Please note, the full source code for this solution may be found on my GitHub profile at the following link: code-samples/Python/copy-binary-tree-iteration.
First, I defined the
TreeNode class, which is included below.
class TreeNode: def __init__(self, val, left, right): self.val = val self.left = left self.right = right
Then, I created the following
shallow_copy_node function to perform a shallow copy of a
def shallow_copy_node(node): copy = None if (node is not None): copy = models.TreeNode(node.val, None, None) return copy
Finally, I created the following
copy_tree function. This function takes in a root
TreeNode of a binary tree as an argument. As output, the function returns the root
TreeNode of a full copy of the original binary tree.
def copy_tree(node): stack =  pointer = [node, shallow_copy_node(node)] parent_copy_node = None while pointer is not None or len(stack) > 0: if (pointer is not None): # Check if node value is set. if (pointer.val != pointer.val): pointer.val = pointer.val # Check if parent copy is already tracked. if (parent_copy_node is None): parent_copy_node = pointer # Copy left and right nodes. pointer.left = shallow_copy_node(pointer.left) pointer.right = shallow_copy_node(pointer.right) # Add right node to stack for # both the original and copy trees. stack.append([pointer.right, pointer.right]) # Move pointer to left on both # the original and copy trees. pointer = [pointer.left, pointer.left] else: pointer = stack.pop() return parent_copy_node
In order to test the above solution, I needed a way to print a string representation of a binary tree to the console. I created the following

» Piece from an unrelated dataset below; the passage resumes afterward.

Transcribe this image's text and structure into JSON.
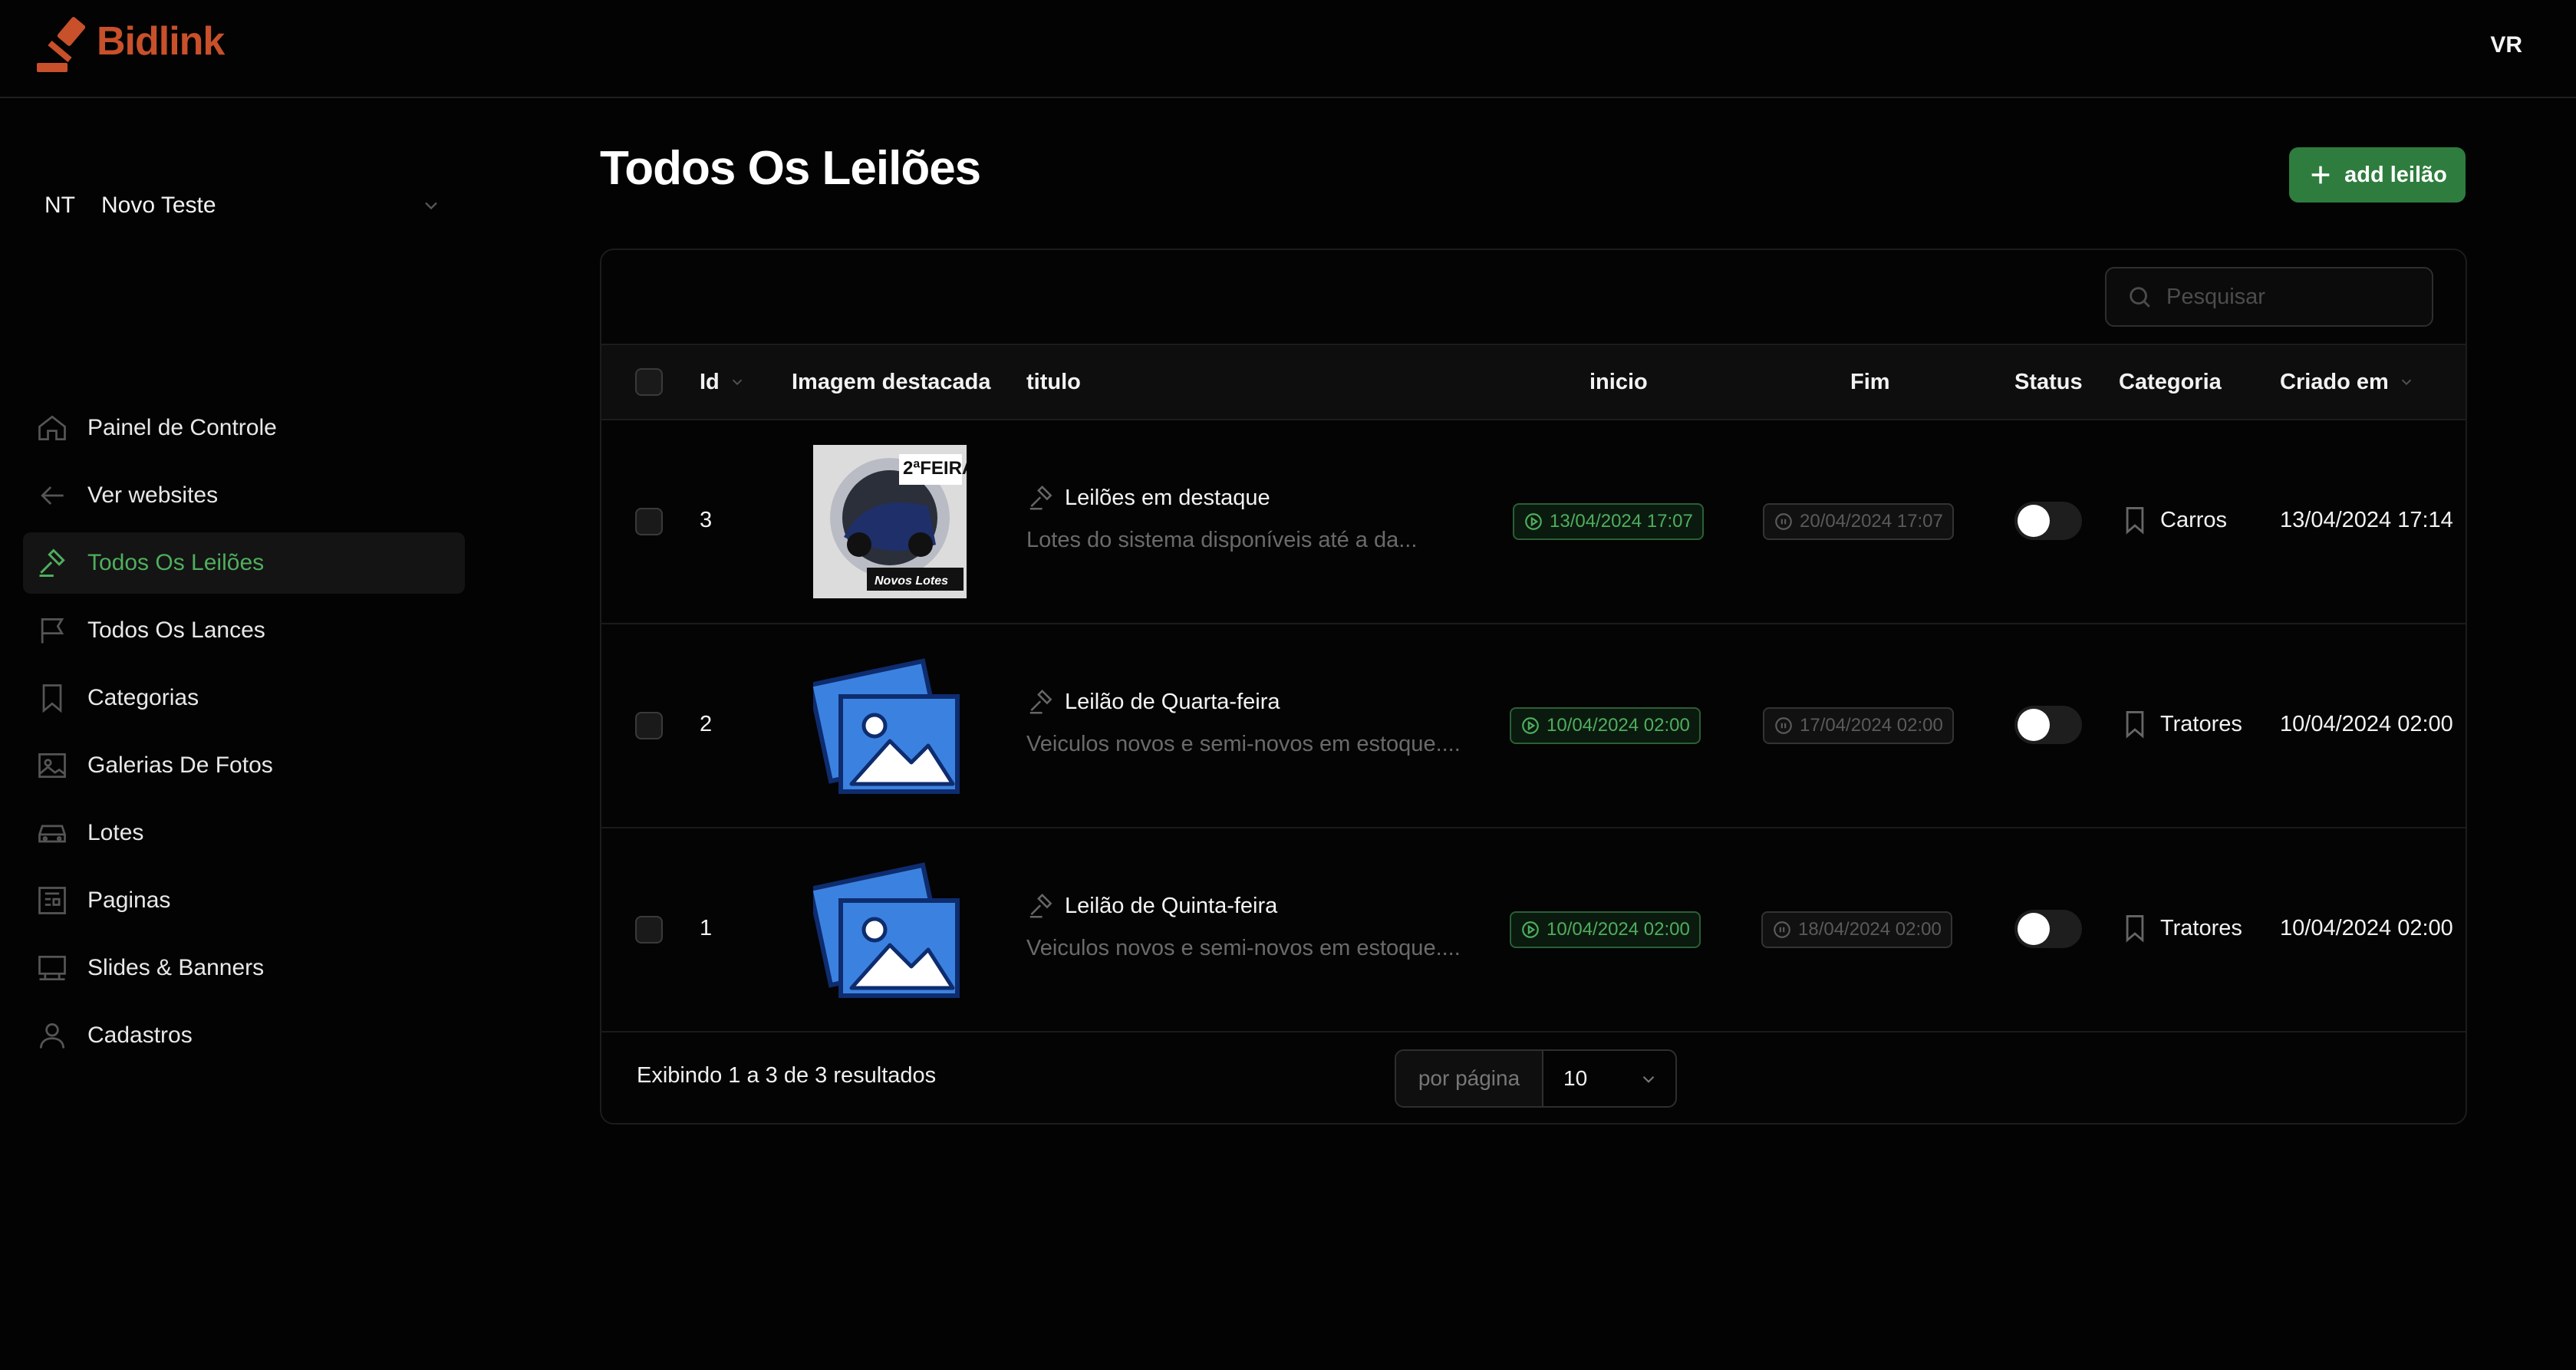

print_tree() helper function to do this. The below
print_tree() function uses a breadth-first search algorithm to print a string representation of a binary tree. Using this function, each level of the binary tree is printed in a left-to-right order before moving on to the next level.
def print_tree(node): queue =  queue.append(node) while (len(queue) > 0): n = queue.pop(0) print(n.val, end=" ") if (n.left is not None): queue.append(n.left) if (n.right is not None): queue.append(n.right) print("\n")
With the help of the above-mentioned
print_tree() helper function, I was able to test this solution using the below
def main(): # Build tree. node1 = models.TreeNode(1, None, None) node2 = models.TreeNode(2, None, None) node3 = models.TreeNode(3, node1, node2) node4 = models.TreeNode(4, None, None) node5 = models.TreeNode(5, None, None) node6 = models.TreeNode(6, node4, node5) node7 = models.TreeNode(7, node3, node6) # Tree diagram. # 7 # 3 6 # 1 2 4 5 # Print original tree. print("Original tree:") functions.print_tree(node7) # Copy tree. copy_tree_parent = functions.copy_tree(node7) # Print tree copy. print("Copy:") functions.print_tree(copy_tree_parent)
The console output of the above-mentioned test is included below:
Original tree: 7 3 6 1 2 4 5 Copy: 7 3 6 1 2 4 5
The full source code for this solution may be found on my GitHub profile at the following link: code-samples/Python/copy-binary-tree-iteration.